Researchers have demonstrated that in human infants, prenatal alcohol exposure (PAE) is associated with problems with state and autonomic regulation, increased post-stress cortisol levels, higher levels of irritability, increased negative affect, and increased level of activity. These findings suggest that PAE can profoundly compromise an infant's capacity for self-regulation, which in turn may place them well on course for a negative developmental trajectory. Deficits in self-regulation can confer further vulnerability on the alcohol- exposed infant by compromising early parent-child relationships, impairing a child's ability to manage stressful situations, interfering with learning and mastery of developmentally appropriate tasks, and potentially impacting early brain development. Strikingly, there are currently no evidence-based interventions designed for infants and toddlers with PAE or who have been diagnosed with a Fetal Alcohol Spectrum Disorder (FASD). Given the persistence and severity of many alcohol-induced deficits, and the extremely poor long-term outcomes of individuals affected by PAE, especially for those whom do not receive the benefit or early intervention or a stable, nurturing caregiving environment, the need to develop effective treatments for infants and toddlers in this high-risk population is urgent. Early intervention aimed at enhancing these children's capacity to regulate their emotions and behavior would potentially represent a major advance in efforts to reduce the long-term adverse outcomes for these children. Moreover, as the consequences of prenatal alcohol exposure are likely to reverberate well beyond those experienced directly by the alcohol-exposed individual, interventions that operate at multiple levels of the family system are likely to be the most effective. Thus the proposed study entails an innovative multi-component intervention to foster self-regulation in infants and toddlers in foster or adoptive care with a history of PAE or a diagnosis of an FASD. Two components, a parent education and advocacy module and an attachment-based parent group, will focus on improving parents'knowledge and skills that will enhance their ability to respond to their children in ways that support the development of self- regulation. A third component, a music-based parent-child play group, will serve to promote positive parent- child interactions and is based on findings that exposure to singing and music can enhance self-regulation in young children. Improving parental sensitivity, increasing parental commitment, decreasing parental stress, enhancing the quality of the parent-child relationship, and ultimately, fostering the child's capacity for self- regulation may all play a critical role in circumventing a cascade of negative developmental outcomes associated with PAE. Furthermore, the aim of this multi-component to address a core deficit-impairment in self-regulation--would likely have relevant applications for other high-risk infants and toddlers presenting with other neurodevelopmental disorders.

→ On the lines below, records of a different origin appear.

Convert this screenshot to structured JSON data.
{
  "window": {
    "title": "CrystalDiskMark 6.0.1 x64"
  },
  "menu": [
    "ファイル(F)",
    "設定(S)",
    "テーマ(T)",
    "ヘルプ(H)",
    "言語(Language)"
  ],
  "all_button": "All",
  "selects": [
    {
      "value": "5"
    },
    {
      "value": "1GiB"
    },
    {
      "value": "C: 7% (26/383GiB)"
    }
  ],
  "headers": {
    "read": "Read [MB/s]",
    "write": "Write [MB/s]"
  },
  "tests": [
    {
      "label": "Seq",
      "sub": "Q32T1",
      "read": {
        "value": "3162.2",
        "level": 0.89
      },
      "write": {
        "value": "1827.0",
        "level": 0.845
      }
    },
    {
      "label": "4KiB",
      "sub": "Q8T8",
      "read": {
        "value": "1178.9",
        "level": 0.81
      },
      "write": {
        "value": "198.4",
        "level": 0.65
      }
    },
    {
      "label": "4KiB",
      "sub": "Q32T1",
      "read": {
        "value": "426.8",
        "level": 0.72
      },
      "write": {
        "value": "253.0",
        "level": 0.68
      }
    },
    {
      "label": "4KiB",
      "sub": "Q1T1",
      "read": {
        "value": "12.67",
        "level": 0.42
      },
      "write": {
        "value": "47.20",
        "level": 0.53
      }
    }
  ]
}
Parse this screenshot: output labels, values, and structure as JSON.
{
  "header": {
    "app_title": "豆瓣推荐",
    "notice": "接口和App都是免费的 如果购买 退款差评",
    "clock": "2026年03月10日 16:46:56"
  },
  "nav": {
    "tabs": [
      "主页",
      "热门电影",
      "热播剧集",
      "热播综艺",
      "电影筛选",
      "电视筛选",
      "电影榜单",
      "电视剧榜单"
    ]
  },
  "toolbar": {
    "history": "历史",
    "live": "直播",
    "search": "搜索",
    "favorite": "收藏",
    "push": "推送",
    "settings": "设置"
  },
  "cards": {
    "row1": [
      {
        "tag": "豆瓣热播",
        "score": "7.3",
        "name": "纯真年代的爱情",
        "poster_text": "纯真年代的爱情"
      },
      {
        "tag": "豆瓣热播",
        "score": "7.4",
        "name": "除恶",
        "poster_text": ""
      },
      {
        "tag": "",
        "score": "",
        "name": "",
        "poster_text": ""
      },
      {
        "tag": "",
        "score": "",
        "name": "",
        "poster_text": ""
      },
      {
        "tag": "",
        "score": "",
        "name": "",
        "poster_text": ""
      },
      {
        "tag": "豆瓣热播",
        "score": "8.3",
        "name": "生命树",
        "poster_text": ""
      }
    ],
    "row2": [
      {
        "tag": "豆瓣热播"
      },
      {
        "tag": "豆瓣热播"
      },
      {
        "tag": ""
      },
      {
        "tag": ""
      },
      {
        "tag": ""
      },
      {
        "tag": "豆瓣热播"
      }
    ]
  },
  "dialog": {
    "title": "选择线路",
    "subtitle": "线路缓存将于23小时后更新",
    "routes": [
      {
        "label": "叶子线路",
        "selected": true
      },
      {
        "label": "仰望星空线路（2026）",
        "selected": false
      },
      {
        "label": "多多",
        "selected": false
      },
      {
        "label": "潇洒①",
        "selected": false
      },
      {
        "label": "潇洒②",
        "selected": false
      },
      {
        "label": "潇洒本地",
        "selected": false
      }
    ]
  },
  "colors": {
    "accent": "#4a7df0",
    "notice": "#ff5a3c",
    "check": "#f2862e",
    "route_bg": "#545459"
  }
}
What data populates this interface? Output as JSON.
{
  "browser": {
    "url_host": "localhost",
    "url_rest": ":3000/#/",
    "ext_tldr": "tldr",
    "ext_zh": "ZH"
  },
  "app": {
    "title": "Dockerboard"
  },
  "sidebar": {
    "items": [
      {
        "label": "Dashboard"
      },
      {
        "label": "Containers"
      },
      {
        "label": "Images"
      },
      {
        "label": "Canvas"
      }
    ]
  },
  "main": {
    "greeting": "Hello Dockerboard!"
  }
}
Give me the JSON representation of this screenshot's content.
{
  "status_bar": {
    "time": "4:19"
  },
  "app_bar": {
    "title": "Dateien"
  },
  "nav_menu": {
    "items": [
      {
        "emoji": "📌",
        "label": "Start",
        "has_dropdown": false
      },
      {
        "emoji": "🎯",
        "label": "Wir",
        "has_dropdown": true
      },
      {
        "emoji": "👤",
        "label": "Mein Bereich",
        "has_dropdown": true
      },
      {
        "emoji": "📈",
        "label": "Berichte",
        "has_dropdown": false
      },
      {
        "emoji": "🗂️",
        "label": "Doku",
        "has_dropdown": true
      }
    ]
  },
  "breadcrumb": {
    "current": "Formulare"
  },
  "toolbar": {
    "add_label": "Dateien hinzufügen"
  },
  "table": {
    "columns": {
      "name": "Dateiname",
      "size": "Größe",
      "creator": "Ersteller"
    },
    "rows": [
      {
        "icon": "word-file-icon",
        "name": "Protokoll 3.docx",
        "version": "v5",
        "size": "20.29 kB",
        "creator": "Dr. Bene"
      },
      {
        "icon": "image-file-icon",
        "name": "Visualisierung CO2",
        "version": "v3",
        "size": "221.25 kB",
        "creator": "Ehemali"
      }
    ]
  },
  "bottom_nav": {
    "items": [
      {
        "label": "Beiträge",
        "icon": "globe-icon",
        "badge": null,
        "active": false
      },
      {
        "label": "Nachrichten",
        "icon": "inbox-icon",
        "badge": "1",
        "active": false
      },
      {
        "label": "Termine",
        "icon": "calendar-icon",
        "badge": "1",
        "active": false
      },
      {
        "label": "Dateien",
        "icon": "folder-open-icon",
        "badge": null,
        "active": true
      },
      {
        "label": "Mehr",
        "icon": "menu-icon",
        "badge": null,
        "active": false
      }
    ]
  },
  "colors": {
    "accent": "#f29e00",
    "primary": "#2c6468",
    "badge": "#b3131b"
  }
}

Children with prenatal alcohol exposure often experience emotional and behavioral problems throughout life. The goal of this study is to test an intervention designed to help infants and toddlers learn skills that will help them manage their emotions and behaviors and teach parents how to support their children's development of those skills. Teaching children with prenatal alcohol exposure these skills may help reduce their risk for negative long-term outcomes, such as delinquency, school failure, and mental health problems.